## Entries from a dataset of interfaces
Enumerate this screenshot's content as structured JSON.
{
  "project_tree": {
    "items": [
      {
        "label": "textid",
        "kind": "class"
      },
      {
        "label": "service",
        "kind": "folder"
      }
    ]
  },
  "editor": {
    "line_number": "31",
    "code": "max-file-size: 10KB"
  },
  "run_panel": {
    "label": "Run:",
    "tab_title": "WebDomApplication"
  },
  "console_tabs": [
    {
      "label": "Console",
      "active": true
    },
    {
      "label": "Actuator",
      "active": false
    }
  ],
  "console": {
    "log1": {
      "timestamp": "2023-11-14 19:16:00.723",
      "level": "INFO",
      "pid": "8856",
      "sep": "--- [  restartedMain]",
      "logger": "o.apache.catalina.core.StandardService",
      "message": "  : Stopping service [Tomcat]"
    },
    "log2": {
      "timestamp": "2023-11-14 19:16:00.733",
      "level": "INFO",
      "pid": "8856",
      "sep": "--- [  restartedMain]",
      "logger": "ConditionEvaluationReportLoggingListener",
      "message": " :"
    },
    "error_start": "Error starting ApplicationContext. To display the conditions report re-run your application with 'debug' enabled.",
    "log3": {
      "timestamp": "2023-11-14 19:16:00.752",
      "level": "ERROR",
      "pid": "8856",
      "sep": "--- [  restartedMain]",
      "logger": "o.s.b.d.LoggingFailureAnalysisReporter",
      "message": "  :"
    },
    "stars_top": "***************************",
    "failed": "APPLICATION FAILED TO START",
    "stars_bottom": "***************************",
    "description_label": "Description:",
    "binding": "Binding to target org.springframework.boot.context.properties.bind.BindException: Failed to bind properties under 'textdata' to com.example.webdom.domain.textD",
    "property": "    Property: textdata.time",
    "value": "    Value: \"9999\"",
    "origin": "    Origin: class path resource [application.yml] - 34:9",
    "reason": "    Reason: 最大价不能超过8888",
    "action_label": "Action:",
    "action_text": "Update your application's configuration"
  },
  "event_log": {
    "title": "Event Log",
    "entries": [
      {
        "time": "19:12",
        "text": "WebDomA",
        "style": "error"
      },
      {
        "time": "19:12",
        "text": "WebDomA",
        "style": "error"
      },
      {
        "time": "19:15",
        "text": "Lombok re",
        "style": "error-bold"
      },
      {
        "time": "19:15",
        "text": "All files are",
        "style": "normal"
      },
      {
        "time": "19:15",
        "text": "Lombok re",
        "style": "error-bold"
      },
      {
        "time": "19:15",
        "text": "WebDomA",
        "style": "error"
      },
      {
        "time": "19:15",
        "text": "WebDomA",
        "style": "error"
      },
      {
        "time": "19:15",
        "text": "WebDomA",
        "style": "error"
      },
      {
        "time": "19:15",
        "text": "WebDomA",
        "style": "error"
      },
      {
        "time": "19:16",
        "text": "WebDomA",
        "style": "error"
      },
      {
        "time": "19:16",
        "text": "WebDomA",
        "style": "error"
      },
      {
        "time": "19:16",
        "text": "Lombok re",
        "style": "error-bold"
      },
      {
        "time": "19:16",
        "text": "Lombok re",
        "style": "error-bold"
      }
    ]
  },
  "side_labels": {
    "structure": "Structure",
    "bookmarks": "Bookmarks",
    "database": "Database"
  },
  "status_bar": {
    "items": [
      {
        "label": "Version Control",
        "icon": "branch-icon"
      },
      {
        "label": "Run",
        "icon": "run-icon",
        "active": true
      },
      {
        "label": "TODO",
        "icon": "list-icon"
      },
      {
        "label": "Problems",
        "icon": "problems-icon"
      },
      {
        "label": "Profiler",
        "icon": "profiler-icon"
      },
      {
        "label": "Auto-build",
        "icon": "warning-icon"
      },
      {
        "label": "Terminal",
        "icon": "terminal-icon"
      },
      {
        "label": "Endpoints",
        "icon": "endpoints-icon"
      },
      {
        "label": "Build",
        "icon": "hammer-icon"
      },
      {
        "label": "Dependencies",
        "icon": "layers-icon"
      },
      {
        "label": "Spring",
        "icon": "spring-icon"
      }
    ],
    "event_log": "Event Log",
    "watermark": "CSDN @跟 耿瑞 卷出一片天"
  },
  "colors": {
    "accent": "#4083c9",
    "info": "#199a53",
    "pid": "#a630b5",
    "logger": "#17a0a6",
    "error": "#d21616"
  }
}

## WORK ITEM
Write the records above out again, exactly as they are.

## TASK RESPONSE
Enumerate this screenshot's content as structured JSON.
{
  "project_tree": {
    "items": [
      {
        "label": "textid",
        "kind": "class"
      },
      {
        "label": "service",
        "kind": "folder"
      }
    ]
  },
  "editor": {
    "line_number": "31",
    "code": "max-file-size: 10KB"
  },
  "run_panel": {
    "label": "Run:",
    "tab_title": "WebDomApplication"
  },
  "console_tabs": [
    {
      "label": "Console",
      "active": true
    },
    {
      "label": "Actuator",
      "active": false
    }
  ],
  "console": {
    "log1": {
      "timestamp": "2023-11-14 19:16:00.723",
      "level": "INFO",
      "pid": "8856",
      "sep": "--- [  restartedMain]",
      "logger": "o.apache.catalina.core.StandardService",
      "message": "  : Stopping service [Tomcat]"
    },
    "log2": {
      "timestamp": "2023-11-14 19:16:00.733",
      "level": "INFO",
      "pid": "8856",
      "sep": "--- [  restartedMain]",
      "logger": "ConditionEvaluationReportLoggingListener",
      "message": " :"
    },
    "error_start": "Error starting ApplicationContext. To display the conditions report re-run your application with 'debug' enabled.",
    "log3": {
      "timestamp": "2023-11-14 19:16:00.752",
      "level": "ERROR",
      "pid": "8856",
      "sep": "--- [  restartedMain]",
      "logger": "o.s.b.d.LoggingFailureAnalysisReporter",
      "message": "  :"
    },
    "stars_top": "***************************",
    "failed": "APPLICATION FAILED TO START",
    "stars_bottom": "***************************",
    "description_label": "Description:",
    "binding": "Binding to target org.springframework.boot.context.properties.bind.BindException: Failed to bind properties under 'textdata' to com.example.webdom.domain.textD",
    "property": "    Property: textdata.time",
    "value": "    Value: \"9999\"",
    "origin": "    Origin: class path resource [application.yml] - 34:9",
    "reason": "    Reason: 最大价不能超过8888",
    "action_label": "Action:",
    "action_text": "Update your application's configuration"
  },
  "event_log": {
    "title": "Event Log",
    "entries": [
      {
        "time": "19:12",
        "text": "WebDomA",
        "style": "error"
      },
      {
        "time": "19:12",
        "text": "WebDomA",
        "style": "error"
      },
      {
        "time": "19:15",
        "text": "Lombok re",
        "style": "error-bold"
      },
      {
        "time": "19:15",
        "text": "All files are",
        "style": "normal"
      },
      {
        "time": "19:15",
        "text": "Lombok re",
        "style": "error-bold"
      },
      {
        "time": "19:15",
        "text": "WebDomA",
        "style": "error"
      },
      {
        "time": "19:15",
        "text": "WebDomA",
        "style": "error"
      },
      {
        "time": "19:15",
        "text": "WebDomA",
        "style": "error"
      },
      {
        "time": "19:15",
        "text": "WebDomA",
        "style": "error"
      },
      {
        "time": "19:16",
        "text": "WebDomA",
        "style": "error"
      },
      {
        "time": "19:16",
        "text": "WebDomA",
        "style": "error"
      },
      {
        "time": "19:16",
        "text": "Lombok re",
        "style": "error-bold"
      },
      {
        "time": "19:16",
        "text": "Lombok re",
        "style": "error-bold"
      }
    ]
  },
  "side_labels": {
    "structure": "Structure",
    "bookmarks": "Bookmarks",
    "database": "Database"
  },
  "status_bar": {
    "items": [
      {
        "label": "Version Control",
        "icon": "branch-icon"
      },
      {
        "label": "Run",
        "icon": "run-icon",
        "active": true
      },
      {
        "label": "TODO",
        "icon": "list-icon"
      },
      {
        "label": "Problems",
        "icon": "problems-icon"
      },
      {
        "label": "Profiler",
        "icon": "profiler-icon"
      },
      {
        "label": "Auto-build",
        "icon": "warning-icon"
      },
      {
        "label": "Terminal",
        "icon": "terminal-icon"
      },
      {
        "label": "Endpoints",
        "icon": "endpoints-icon"
      },
      {
        "label": "Build",
        "icon": "hammer-icon"
      },
      {
        "label": "Dependencies",
        "icon": "layers-icon"
      },
      {
        "label": "Spring",
        "icon": "spring-icon"
      }
    ],
    "event_log": "Event Log",
    "watermark": "CSDN @跟 耿瑞 卷出一片天"
  },
  "colors": {
    "accent": "#4083c9",
    "info": "#199a53",
    "pid": "#a630b5",
    "logger": "#17a0a6",
    "error": "#d21616"
  }
}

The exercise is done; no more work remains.